Neem is an oil, so it doesn’t dissolve into water. You must make sure to vigorously shake the bottle before spraying the solution on plants. Some people use a small dash of dish soap or natural soap, like Dr. Bronners, to help distribute the oil in the water better.
Neem works best when applied early in the morning. If you live in a humid area, don’t apply neem in the evening because the added moisture on your plants may make them more vulnerable to diseases during a cool spring or summer night.
Nematodes are tiny worm-like creatures that live in the soil or on your plants. They can suffocate your plant by attacking its root network. They can also act as predators on your plants, killing beneficial insects.
Since nematodes are so small, they are susceptible to neem oil. The larger, beneficial earthworms aren’t hurt as much by neem because they are larger creatures. You can drench the soil with the dilute solution of neem oil to kill nematode eggs. If nematodes are on the leaves, spray the leaves once a week.
A classic garden fungus, powdery mildew strikes any gardener who lives near the ocean or in a humid place. Powdery mildew usually looks like white mold growing on the leaves. It is genus/family-specific, so it can jump between closely related plant species.
Spraying a plant with neem oil once a week may get rid of powdery mildew. However, if it is late in the season the plant might be dying anyway, so there’s no real point in saving it.
Spider mites are tiny spider relatives that can quickly destroy your garden. To cull them first cut out any parts of plants that are affected by the spider mites. Put this plant material directly into the yard waste bin. You don’t want to give the spider mites a chance to move around your garden by setting the affected material on the ground near your other precious plants.
Next, spray all parts of the affected and surrounding plants (don’t forget under the leaves) with neem oil once a week until the mites are gone.
Fire blight is a bacterial disease the affects fruit trees in the rose family, mostly apple and pear. It hits hardest in wet, cold springs and is rapidly contagious. It’s easier to prevent fire blight rather than treat it.
To prevent fire blight, spray neem oil over the entire tree when you notice the buds starting to swell in the spring. Hit the thick branches and trunks particularly well. This preventative measure works best when combined with other antibacterials, such as a copper spray.
Aphids use their little mouths to cut into the plants and suck the sap out of them.
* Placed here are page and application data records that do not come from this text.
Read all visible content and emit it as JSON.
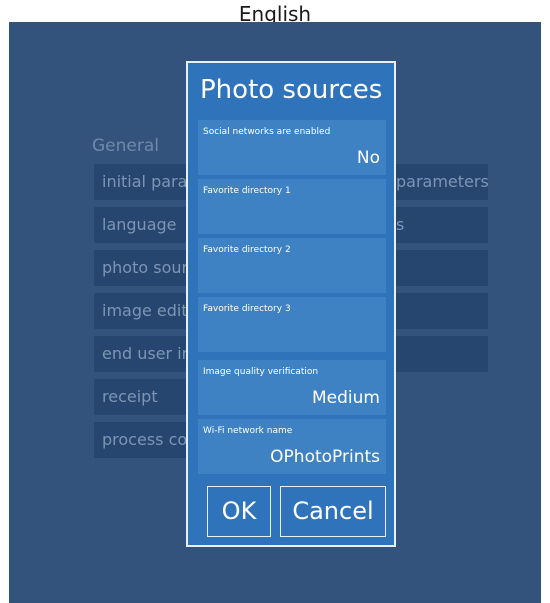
{
  "top_text": "English",
  "background": {
    "left_section_title": "General",
    "right_section_title": "s",
    "left_items": [
      "initial parameters",
      "language",
      "photo sources",
      "image editing",
      "end user interface",
      "receipt",
      "process control"
    ],
    "right_items": [
      "parameters",
      "s",
      "",
      "",
      ""
    ]
  },
  "dialog": {
    "title": "Photo sources",
    "fields": [
      {
        "label": "Social networks are enabled",
        "value": "No"
      },
      {
        "label": "Favorite directory 1",
        "value": ""
      },
      {
        "label": "Favorite directory 2",
        "value": ""
      },
      {
        "label": "Favorite directory 3",
        "value": ""
      },
      {
        "label": "Image quality verification",
        "value": "Medium"
      },
      {
        "label": "Wi-Fi network name",
        "value": "OPhotoPrints"
      }
    ],
    "ok_label": "OK",
    "cancel_label": "Cancel"
  }
}
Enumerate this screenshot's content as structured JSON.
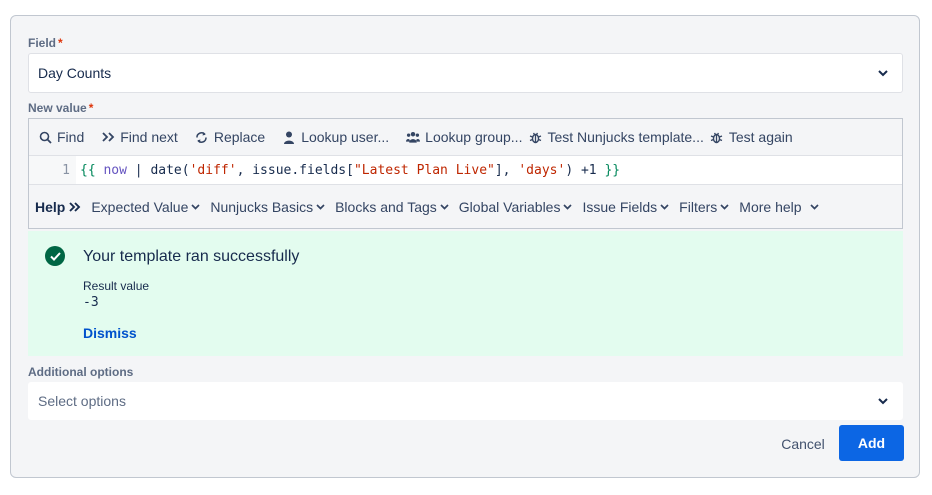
{
  "field": {
    "label": "Field",
    "required_mark": "*",
    "value": "Day Counts"
  },
  "new_value": {
    "label": "New value",
    "required_mark": "*"
  },
  "toolbar": {
    "find": "Find",
    "find_next": "Find next",
    "replace": "Replace",
    "lookup_user": "Lookup user...",
    "lookup_group": "Lookup group...",
    "test_template": "Test Nunjucks template...",
    "test_again": "Test again"
  },
  "editor": {
    "line_number": "1",
    "tokens": {
      "open": "{{",
      "now": "now",
      "pipe": " | date(",
      "diff": "'diff'",
      "mid": ", issue.fields[",
      "field_name": "\"Latest Plan Live\"",
      "mid2": "], ",
      "days": "'days'",
      "tail": ") +1 ",
      "close": "}}"
    }
  },
  "helpbar": {
    "title": "Help",
    "items": [
      "Expected Value",
      "Nunjucks Basics",
      "Blocks and Tags",
      "Global Variables",
      "Issue Fields",
      "Filters",
      "More help"
    ]
  },
  "success": {
    "title": "Your template ran successfully",
    "result_label": "Result value",
    "result_value": "-3",
    "dismiss": "Dismiss"
  },
  "additional_options": {
    "label": "Additional options",
    "placeholder": "Select options"
  },
  "actions": {
    "cancel": "Cancel",
    "add": "Add"
  },
  "colors": {
    "primary": "#0c66e4",
    "success_bg": "#e3fcef",
    "success_icon": "#006644",
    "required": "#de350b"
  }
}
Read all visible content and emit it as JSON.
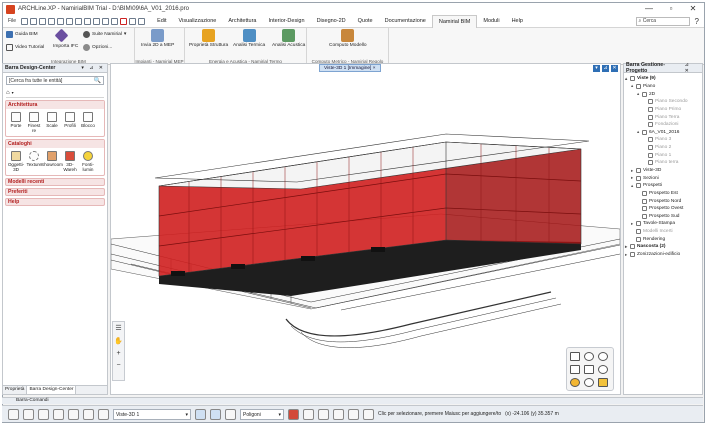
{
  "window": {
    "title": "ARCHLine.XP - NamirialBIM Trial - D:\\BIM\\09\\6A_V01_2016.pro",
    "buttons": [
      "—",
      "▫",
      "✕"
    ]
  },
  "ribbon": {
    "file_label": "File",
    "tabs": [
      "Edit",
      "Visualizzazione",
      "Architettura",
      "Interior-Design",
      "Disegno-2D",
      "Quote",
      "Documentazione",
      "Namirial BIM",
      "Moduli",
      "Help"
    ],
    "active_tab": "Namirial BIM",
    "search_placeholder": "Cerca",
    "help_label": "?",
    "groups": [
      {
        "label": "Integrazione BIM",
        "buttons": [
          "Guida BIM",
          "Suite Namirial",
          "Video Tutorial",
          "Importa IFC",
          "Opzioni..."
        ]
      },
      {
        "label": "Impianti - Namirial MEP",
        "buttons": [
          "Invia 2D a MEP"
        ]
      },
      {
        "label": "Energia e Acustica - Namirial Termo",
        "buttons": [
          "Proprietà Struttura",
          "Analisi Termica",
          "Analisi Acustica"
        ]
      },
      {
        "label": "Computo Metrico - Namirial Regolo",
        "buttons": [
          "Computo Modello"
        ]
      }
    ]
  },
  "left_panel": {
    "title": "Barra Design-Center",
    "header_buttons": "▾ ⊿ ✕",
    "search_placeholder": "[Cerca fra tutte le entità]",
    "search_icon": "🔍",
    "home_icon": "⌂",
    "architettura": {
      "title": "Architettura",
      "tools": [
        "Porte",
        "Finest re",
        "Scale",
        "Profili",
        "Blocco"
      ]
    },
    "cataloghi": {
      "title": "Cataloghi",
      "tools": [
        "Oggetti-3D",
        "Texture",
        "Showroom",
        "3D-Wareh",
        "Fonti-lumin"
      ]
    },
    "collapsed_sections": [
      "Modelli recenti",
      "Preferiti",
      "Help"
    ],
    "bottom_tabs": [
      "Proprietà",
      "Barra Design-Center"
    ]
  },
  "viewport": {
    "view_tab": "Viste-3D 1 [Immagine] ×",
    "left_tools": [
      "☰",
      "✋",
      "+",
      "−"
    ],
    "corner_buttons": [
      "▾",
      "⊿",
      "✕"
    ]
  },
  "right_panel": {
    "title": "Barra Gestione-Progetto",
    "header_buttons": "⊿ ✕",
    "tree": [
      {
        "label": "Viste (9)",
        "level": 0,
        "toggle": "▴",
        "style": "bold"
      },
      {
        "label": "Piano",
        "level": 1,
        "toggle": "▴",
        "style": ""
      },
      {
        "label": "2D",
        "level": 2,
        "toggle": "▴",
        "style": ""
      },
      {
        "label": "Piano Secondo",
        "level": 3,
        "toggle": "",
        "style": "dim"
      },
      {
        "label": "Piano Primo",
        "level": 3,
        "toggle": "",
        "style": "dim"
      },
      {
        "label": "Piano Terra",
        "level": 3,
        "toggle": "",
        "style": "dim"
      },
      {
        "label": "Fondazioni",
        "level": 3,
        "toggle": "",
        "style": "dim"
      },
      {
        "label": "6A_V01_2016",
        "level": 2,
        "toggle": "▴",
        "style": ""
      },
      {
        "label": "Piano 3",
        "level": 3,
        "toggle": "",
        "style": "dim"
      },
      {
        "label": "Piano 2",
        "level": 3,
        "toggle": "",
        "style": "dim"
      },
      {
        "label": "Piano 1",
        "level": 3,
        "toggle": "",
        "style": "dim"
      },
      {
        "label": "Piano terra",
        "level": 3,
        "toggle": "",
        "style": "dim"
      },
      {
        "label": "Viste-3D",
        "level": 1,
        "toggle": "▸",
        "style": ""
      },
      {
        "label": "Sezioni",
        "level": 1,
        "toggle": "▸",
        "style": ""
      },
      {
        "label": "Prospetti",
        "level": 1,
        "toggle": "▴",
        "style": ""
      },
      {
        "label": "Prospetto Est",
        "level": 2,
        "toggle": "",
        "style": ""
      },
      {
        "label": "Prospetto Nord",
        "level": 2,
        "toggle": "",
        "style": ""
      },
      {
        "label": "Prospetto Ovest",
        "level": 2,
        "toggle": "",
        "style": ""
      },
      {
        "label": "Prospetto Sud",
        "level": 2,
        "toggle": "",
        "style": ""
      },
      {
        "label": "Tavole-Stampa",
        "level": 1,
        "toggle": "▸",
        "style": ""
      },
      {
        "label": "Modelli Incerti",
        "level": 1,
        "toggle": "",
        "style": "dim"
      },
      {
        "label": "Rendering",
        "level": 1,
        "toggle": "",
        "style": ""
      },
      {
        "label": "Nascosta (2)",
        "level": 0,
        "toggle": "▸",
        "style": "bold"
      },
      {
        "label": "Zonizzazioni-edificio",
        "level": 0,
        "toggle": "▸",
        "style": ""
      }
    ]
  },
  "command_bar": {
    "label": "Barra-Comandi"
  },
  "status_bar": {
    "view_select": "Viste-3D 1",
    "shape_select": "Poligoni",
    "hint": "Clic per selezionare, premere Maiusc per aggiungere/to",
    "coords": "(x) -24.106  (y) 35.357 m"
  },
  "colors": {
    "accent": "#2f6fb5",
    "building_red": "#d62424",
    "section_red": "#b21e1e"
  }
}
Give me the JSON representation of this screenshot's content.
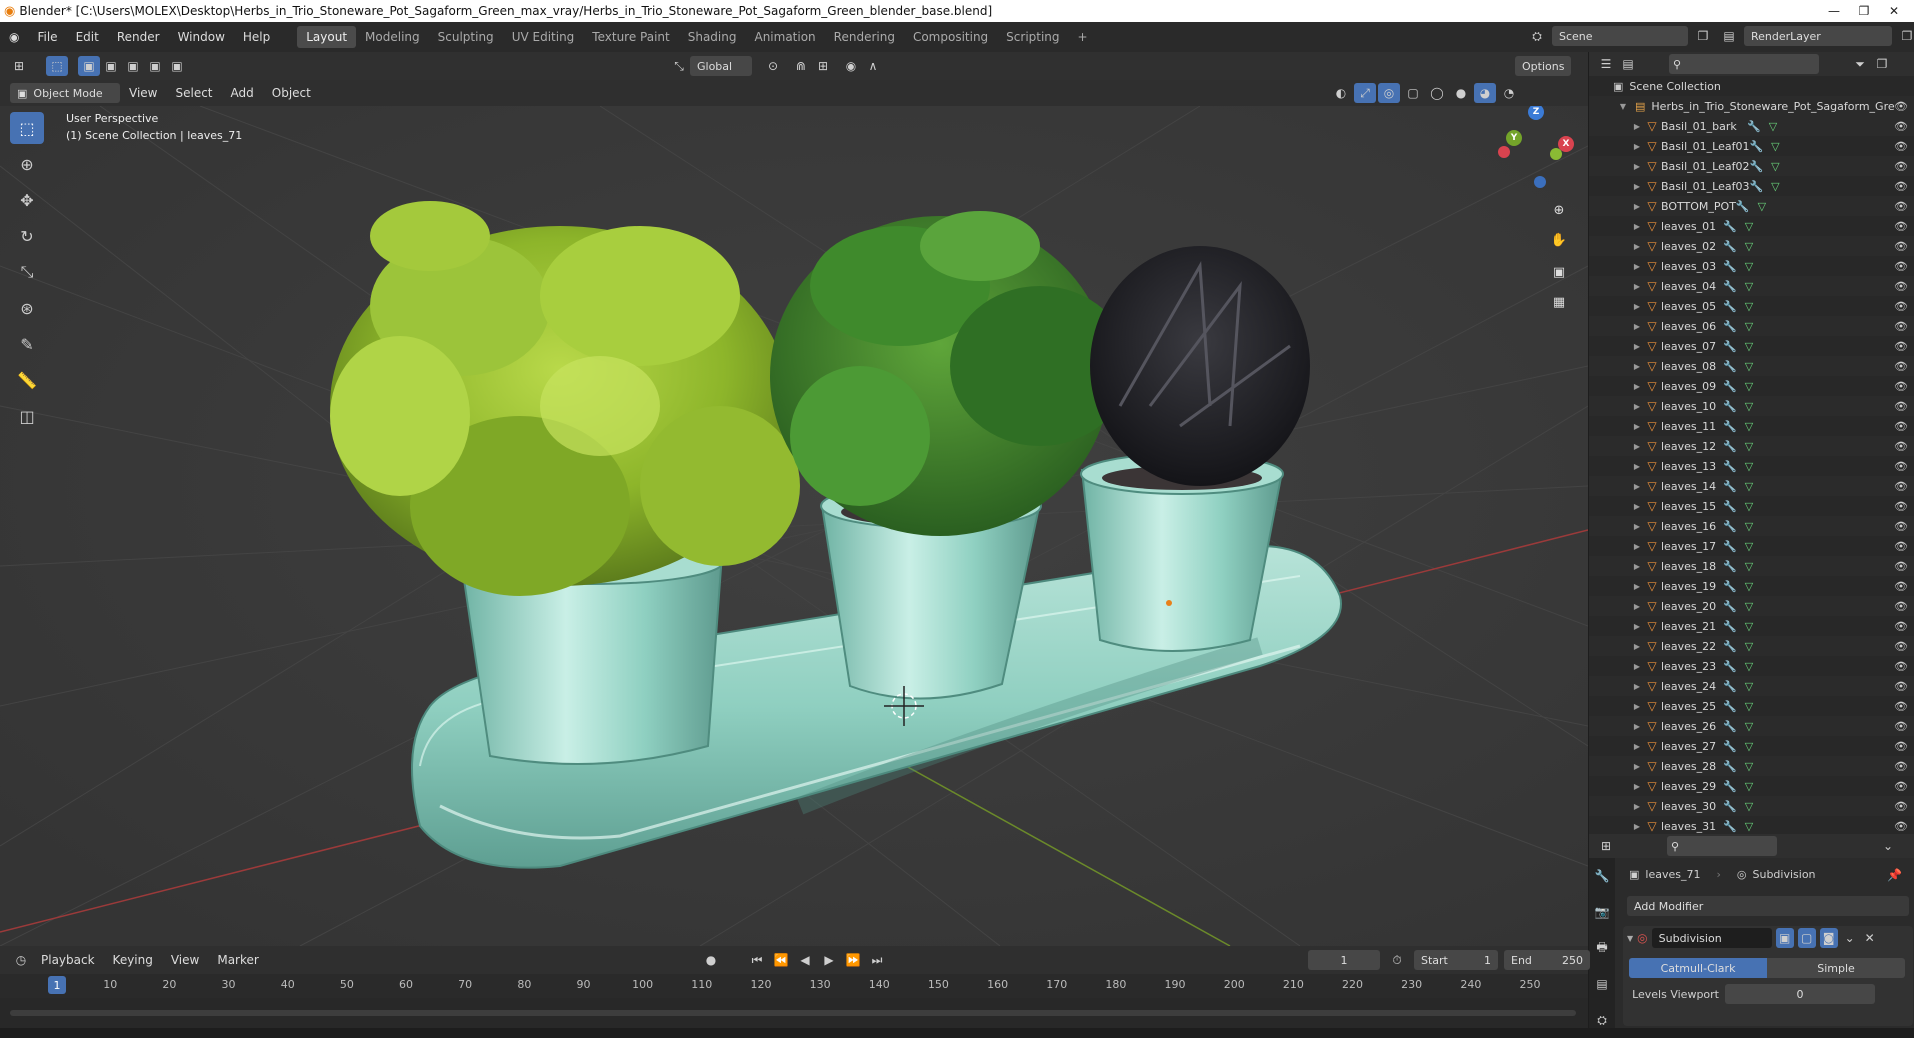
{
  "window": {
    "title": "Blender* [C:\\Users\\MOLEX\\Desktop\\Herbs_in_Trio_Stoneware_Pot_Sagaform_Green_max_vray/Herbs_in_Trio_Stoneware_Pot_Sagaform_Green_blender_base.blend]",
    "minimize": "—",
    "maximize": "❐",
    "close": "✕"
  },
  "menu": [
    "File",
    "Edit",
    "Render",
    "Window",
    "Help"
  ],
  "workspaces": [
    "Layout",
    "Modeling",
    "Sculpting",
    "UV Editing",
    "Texture Paint",
    "Shading",
    "Animation",
    "Rendering",
    "Compositing",
    "Scripting"
  ],
  "add_workspace": "+",
  "scene": {
    "label": "Scene",
    "render_layer": "RenderLayer"
  },
  "viewport_header": {
    "transform": "Global",
    "options": "Options",
    "mode": "Object Mode",
    "menus": [
      "View",
      "Select",
      "Add",
      "Object"
    ]
  },
  "viewport": {
    "perspective": "User Perspective",
    "collection_info": "(1) Scene Collection | leaves_71"
  },
  "gizmo": {
    "x": "X",
    "y": "Y",
    "z": "Z"
  },
  "outliner": {
    "scene_collection": "Scene Collection",
    "collection": "Herbs_in_Trio_Stoneware_Pot_Sagaform_Gre",
    "objects": [
      "Basil_01_bark",
      "Basil_01_Leaf01",
      "Basil_01_Leaf02",
      "Basil_01_Leaf03",
      "BOTTOM_POT",
      "leaves_01",
      "leaves_02",
      "leaves_03",
      "leaves_04",
      "leaves_05",
      "leaves_06",
      "leaves_07",
      "leaves_08",
      "leaves_09",
      "leaves_10",
      "leaves_11",
      "leaves_12",
      "leaves_13",
      "leaves_14",
      "leaves_15",
      "leaves_16",
      "leaves_17",
      "leaves_18",
      "leaves_19",
      "leaves_20",
      "leaves_21",
      "leaves_22",
      "leaves_23",
      "leaves_24",
      "leaves_25",
      "leaves_26",
      "leaves_27",
      "leaves_28",
      "leaves_29",
      "leaves_30",
      "leaves_31"
    ]
  },
  "properties": {
    "object": "leaves_71",
    "modifier_crumb": "Subdivision",
    "add_modifier": "Add Modifier",
    "modifier_name": "Subdivision",
    "catmull": "Catmull-Clark",
    "simple": "Simple",
    "levels_label": "Levels Viewport",
    "levels_value": "0"
  },
  "timeline": {
    "menus": [
      "Playback",
      "Keying",
      "View",
      "Marker"
    ],
    "current_frame": "1",
    "start_label": "Start",
    "start": "1",
    "end_label": "End",
    "end": "250",
    "ticks": [
      "1",
      "10",
      "20",
      "30",
      "40",
      "50",
      "60",
      "70",
      "80",
      "90",
      "100",
      "110",
      "120",
      "130",
      "140",
      "150",
      "160",
      "170",
      "180",
      "190",
      "200",
      "210",
      "220",
      "230",
      "240",
      "250"
    ]
  }
}
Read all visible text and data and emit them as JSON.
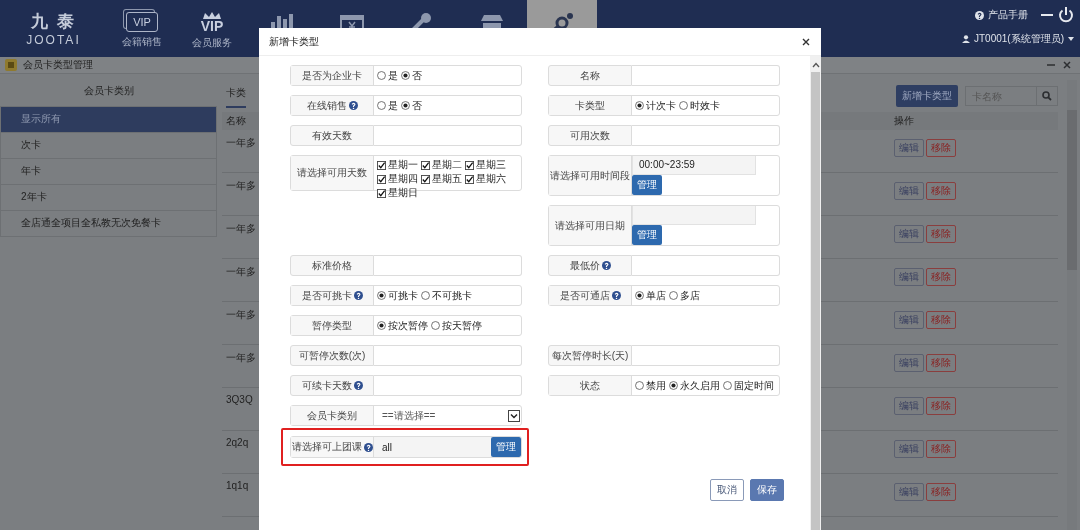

If neem oil covers the plant, aphids must ingest it in order to get to the sap. When aphids ingest neem oil, they die.
Spray the entire plant with neem oil every seven days until the aphids are gone. If you wish to use neem as a preventative, spray if every two weeks on the area prone to aphid infestation.
Neem is a great option for houseplant enthusiasts. Since it’s non-toxic, it is safe to use inside if you tend to get any powdery mildew, fungus gnats, or other common houseplant pests. If it’s not too much trouble, take the plants outside to spray them. If not, no worries! It’s fine to spray neem inside your house.
Similarly, neem works great for greenhouses.
Fungus gnats are annoying tiny bugs that can reproduce prolifically on hot, summer days. They are mostly an issue with indoor houseplants. Their larvae live in the soil and munch on plant roots. The adults fly around fruit or produce on the counter.
To prevent the gnats from getting worse, spray a generous amount of neem oil directly onto the soil of your houseplants every two days for a week to control fungus gnats.
To really destroy the gnats, you can water your plants with a dilute solution of neem oil.
As you can see, neem oil is a fascinating plant with vast potential. Once you begin using neem, you’ll wonder how in the world you ever gardened without it!